The elements of the population do not have a known chance of being selected as a subject

--> less time and resource intensive
BUT results not generalizable to population

26

Probability sampling techniques

- Simple random sampling (SRS)
- Systematic sampling
- Stratified sampling
- Cluster sampling

27

Simple random sampling (SRS)

Each population element has an equal chance of being chosen
e.g. out of a hat

--> Highest generalizability
BUT costly?

28

Systematic sampling

Select random starting point and then pick every nth element

--> simplicity
BUT low generalizability if there happens to be a systematic difference between every nth observation

29

Stratified sampling

Divide the population in meaningful (homogenous) groups, then apply SRS within each group
e.g. level of income

--> All groups are adequately sampled, allowing for group comparisons
BUT more time consuming and Requires homogenous subgroups

30

Cluster sampling

Divide the population in heterogeneous groups, randomly select a number of groups and select each member within these groups
e.g. geographic clusters (areas)

--> Geographic clusters
BUT Subsets of naturally occurring clusters are typically more homogeneous than heterogeneous

31

Nonprobability sampling

- Convenience sampling
- Quota sampling
- Judgment sampling
- Snowball sampling

32

Convenience sampling

Select subjects who are conveniently available
e.g. random on the street

--> Convenient (inexpensive and fast)
BUT lower generalizability

33

Quota sampling

Fix quota for each subgroup (percentage in population)

--> When minority participation is critical
BUT lower generalizability

34

Judgment sampling

Select subjects based on their knowledge/professional judgment
e.g. experts

--> Convenient (inexpensive and fast) when a limited # of people has the info you need
BUT Lower generalizability

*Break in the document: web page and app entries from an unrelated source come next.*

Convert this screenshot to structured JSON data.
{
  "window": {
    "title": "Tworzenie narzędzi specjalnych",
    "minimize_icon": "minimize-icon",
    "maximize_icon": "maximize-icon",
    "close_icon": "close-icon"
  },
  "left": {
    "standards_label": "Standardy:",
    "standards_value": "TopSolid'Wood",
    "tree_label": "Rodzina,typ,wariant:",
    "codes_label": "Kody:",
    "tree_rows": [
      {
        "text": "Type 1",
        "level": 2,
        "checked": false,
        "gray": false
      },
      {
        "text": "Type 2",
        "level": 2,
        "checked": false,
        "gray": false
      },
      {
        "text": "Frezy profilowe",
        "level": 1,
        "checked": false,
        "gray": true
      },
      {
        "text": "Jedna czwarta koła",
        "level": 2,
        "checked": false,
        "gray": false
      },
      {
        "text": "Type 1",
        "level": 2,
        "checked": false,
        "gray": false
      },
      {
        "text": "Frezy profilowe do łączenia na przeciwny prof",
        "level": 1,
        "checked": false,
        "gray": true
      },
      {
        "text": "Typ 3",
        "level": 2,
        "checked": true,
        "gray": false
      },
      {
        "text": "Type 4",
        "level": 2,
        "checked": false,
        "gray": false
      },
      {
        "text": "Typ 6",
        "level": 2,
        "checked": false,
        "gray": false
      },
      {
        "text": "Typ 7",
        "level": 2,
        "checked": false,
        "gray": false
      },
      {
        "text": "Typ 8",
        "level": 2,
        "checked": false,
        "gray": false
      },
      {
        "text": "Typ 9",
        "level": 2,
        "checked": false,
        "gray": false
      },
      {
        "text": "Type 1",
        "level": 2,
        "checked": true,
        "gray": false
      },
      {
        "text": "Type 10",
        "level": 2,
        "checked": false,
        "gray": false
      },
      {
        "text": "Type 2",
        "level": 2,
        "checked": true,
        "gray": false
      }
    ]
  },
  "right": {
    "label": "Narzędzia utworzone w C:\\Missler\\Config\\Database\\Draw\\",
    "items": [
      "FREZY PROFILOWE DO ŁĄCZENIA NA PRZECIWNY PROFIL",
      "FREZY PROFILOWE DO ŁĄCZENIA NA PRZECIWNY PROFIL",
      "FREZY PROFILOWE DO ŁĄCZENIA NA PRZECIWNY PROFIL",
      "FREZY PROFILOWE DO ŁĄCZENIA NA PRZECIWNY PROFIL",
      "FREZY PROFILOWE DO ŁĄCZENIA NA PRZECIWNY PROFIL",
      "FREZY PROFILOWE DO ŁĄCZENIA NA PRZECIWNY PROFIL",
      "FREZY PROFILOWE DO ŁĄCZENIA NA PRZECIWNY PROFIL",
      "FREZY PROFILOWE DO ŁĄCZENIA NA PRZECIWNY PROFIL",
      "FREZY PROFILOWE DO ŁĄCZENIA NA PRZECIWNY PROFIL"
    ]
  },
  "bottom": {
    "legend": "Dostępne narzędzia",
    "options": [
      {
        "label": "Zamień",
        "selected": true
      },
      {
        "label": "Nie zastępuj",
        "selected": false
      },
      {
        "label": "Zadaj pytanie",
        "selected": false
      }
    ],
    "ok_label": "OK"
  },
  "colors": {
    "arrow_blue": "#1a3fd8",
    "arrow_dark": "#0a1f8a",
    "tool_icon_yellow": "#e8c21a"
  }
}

35

Snowball sampling

“Do you know people who...”
e.g. people with rare disease

--> For rare characteristics (“experts”)
BUT first participants strongly influence the sample

36

Rules of thumb for sample size

• Sample size ≥ 75, < 500
• Multivariate research: ≥ 10 x parameters to be
estimated
• Subsamples (e.g., male/female): ≥ 30 per subsample